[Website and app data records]

========================================================================

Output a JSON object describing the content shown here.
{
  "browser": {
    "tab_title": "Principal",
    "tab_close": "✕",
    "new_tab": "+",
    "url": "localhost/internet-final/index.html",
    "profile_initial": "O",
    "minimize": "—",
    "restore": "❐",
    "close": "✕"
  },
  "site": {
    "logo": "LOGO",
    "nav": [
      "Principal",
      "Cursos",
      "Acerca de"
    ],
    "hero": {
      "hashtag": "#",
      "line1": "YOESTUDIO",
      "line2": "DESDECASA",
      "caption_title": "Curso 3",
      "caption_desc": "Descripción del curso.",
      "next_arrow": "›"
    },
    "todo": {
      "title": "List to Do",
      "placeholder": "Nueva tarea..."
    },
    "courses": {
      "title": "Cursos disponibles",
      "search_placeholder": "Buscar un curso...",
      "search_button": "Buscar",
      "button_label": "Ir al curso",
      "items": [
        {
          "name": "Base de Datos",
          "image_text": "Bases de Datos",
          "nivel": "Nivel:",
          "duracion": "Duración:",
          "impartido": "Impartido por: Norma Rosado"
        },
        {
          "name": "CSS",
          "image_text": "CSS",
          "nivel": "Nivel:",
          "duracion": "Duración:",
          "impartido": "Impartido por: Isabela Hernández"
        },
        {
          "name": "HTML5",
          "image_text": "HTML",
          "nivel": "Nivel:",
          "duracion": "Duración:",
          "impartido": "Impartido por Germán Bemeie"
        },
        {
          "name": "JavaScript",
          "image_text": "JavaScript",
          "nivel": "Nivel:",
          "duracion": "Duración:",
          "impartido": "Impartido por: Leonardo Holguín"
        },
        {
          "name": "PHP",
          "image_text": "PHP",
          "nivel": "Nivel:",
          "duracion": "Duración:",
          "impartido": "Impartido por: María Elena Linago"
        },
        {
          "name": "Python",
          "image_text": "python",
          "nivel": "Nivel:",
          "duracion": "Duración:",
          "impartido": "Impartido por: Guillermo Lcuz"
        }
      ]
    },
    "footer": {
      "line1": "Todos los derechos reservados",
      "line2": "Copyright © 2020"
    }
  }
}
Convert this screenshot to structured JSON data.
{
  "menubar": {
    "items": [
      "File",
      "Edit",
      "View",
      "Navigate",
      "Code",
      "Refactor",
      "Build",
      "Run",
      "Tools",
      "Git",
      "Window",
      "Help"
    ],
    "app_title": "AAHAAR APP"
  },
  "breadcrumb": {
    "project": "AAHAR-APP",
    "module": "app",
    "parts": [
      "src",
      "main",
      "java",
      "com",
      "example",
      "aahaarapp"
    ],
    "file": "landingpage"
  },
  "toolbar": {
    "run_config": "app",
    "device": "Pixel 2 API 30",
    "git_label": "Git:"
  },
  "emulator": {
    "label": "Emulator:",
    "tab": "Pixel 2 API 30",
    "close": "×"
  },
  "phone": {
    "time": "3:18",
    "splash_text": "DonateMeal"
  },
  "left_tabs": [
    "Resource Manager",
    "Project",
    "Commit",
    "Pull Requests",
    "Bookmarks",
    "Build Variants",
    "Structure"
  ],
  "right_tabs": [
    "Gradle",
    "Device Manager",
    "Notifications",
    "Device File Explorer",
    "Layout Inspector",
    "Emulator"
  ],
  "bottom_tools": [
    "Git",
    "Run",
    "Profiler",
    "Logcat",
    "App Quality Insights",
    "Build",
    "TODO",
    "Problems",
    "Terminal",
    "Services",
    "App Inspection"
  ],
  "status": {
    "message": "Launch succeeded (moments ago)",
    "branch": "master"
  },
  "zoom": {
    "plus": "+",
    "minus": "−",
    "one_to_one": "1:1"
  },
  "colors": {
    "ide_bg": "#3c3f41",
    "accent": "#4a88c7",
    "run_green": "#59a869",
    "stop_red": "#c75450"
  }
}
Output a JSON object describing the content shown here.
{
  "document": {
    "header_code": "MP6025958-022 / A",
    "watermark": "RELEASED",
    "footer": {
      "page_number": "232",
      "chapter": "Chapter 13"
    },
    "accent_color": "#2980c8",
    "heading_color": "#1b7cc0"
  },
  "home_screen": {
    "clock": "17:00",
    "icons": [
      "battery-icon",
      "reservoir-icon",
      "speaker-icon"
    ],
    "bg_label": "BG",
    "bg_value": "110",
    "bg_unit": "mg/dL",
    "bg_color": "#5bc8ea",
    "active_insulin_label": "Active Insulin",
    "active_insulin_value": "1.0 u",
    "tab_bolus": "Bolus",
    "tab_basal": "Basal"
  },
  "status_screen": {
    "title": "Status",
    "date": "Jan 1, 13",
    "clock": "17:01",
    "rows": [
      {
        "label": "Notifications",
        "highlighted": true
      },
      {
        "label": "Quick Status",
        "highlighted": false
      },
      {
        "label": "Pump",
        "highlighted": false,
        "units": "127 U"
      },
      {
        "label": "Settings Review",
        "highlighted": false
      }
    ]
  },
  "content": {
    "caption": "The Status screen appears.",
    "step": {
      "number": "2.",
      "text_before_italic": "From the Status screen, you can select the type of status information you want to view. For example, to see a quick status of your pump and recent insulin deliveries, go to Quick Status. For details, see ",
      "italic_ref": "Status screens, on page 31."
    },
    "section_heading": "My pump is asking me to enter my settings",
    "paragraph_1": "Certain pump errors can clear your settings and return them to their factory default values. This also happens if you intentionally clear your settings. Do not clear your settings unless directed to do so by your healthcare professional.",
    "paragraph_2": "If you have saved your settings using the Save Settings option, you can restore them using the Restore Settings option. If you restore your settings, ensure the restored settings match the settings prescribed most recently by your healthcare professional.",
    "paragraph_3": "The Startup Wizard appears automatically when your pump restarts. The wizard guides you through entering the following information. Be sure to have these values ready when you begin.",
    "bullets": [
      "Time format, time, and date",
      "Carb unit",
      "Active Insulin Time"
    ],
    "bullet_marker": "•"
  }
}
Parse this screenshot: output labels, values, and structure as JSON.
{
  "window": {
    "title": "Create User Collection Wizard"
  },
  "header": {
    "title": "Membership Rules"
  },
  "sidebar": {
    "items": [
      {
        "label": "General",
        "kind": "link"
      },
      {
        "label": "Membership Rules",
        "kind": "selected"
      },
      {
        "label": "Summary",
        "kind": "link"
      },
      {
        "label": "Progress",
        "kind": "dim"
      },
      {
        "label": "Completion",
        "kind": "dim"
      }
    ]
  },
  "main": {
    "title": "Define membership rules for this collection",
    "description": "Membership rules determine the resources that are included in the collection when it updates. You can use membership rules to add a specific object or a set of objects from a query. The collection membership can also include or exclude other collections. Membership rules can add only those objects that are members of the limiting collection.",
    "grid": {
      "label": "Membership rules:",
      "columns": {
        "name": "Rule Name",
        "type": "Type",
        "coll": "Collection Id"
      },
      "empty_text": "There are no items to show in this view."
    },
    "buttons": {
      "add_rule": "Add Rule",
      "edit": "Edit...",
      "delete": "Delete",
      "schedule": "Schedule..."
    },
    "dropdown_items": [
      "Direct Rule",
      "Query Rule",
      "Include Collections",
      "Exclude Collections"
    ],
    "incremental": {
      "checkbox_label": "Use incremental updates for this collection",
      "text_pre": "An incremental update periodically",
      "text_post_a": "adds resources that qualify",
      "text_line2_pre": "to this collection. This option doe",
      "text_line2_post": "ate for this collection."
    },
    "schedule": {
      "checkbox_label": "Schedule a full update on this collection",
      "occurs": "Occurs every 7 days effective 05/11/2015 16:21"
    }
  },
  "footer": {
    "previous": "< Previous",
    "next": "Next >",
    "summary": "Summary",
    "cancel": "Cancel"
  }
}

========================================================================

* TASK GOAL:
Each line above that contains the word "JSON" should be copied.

* OUTPUT:
Output a JSON object describing the content shown here.
Convert this screenshot to structured JSON data.
Output a JSON object describing the content shown here.
Parse this screenshot: output labels, values, and structure as JSON.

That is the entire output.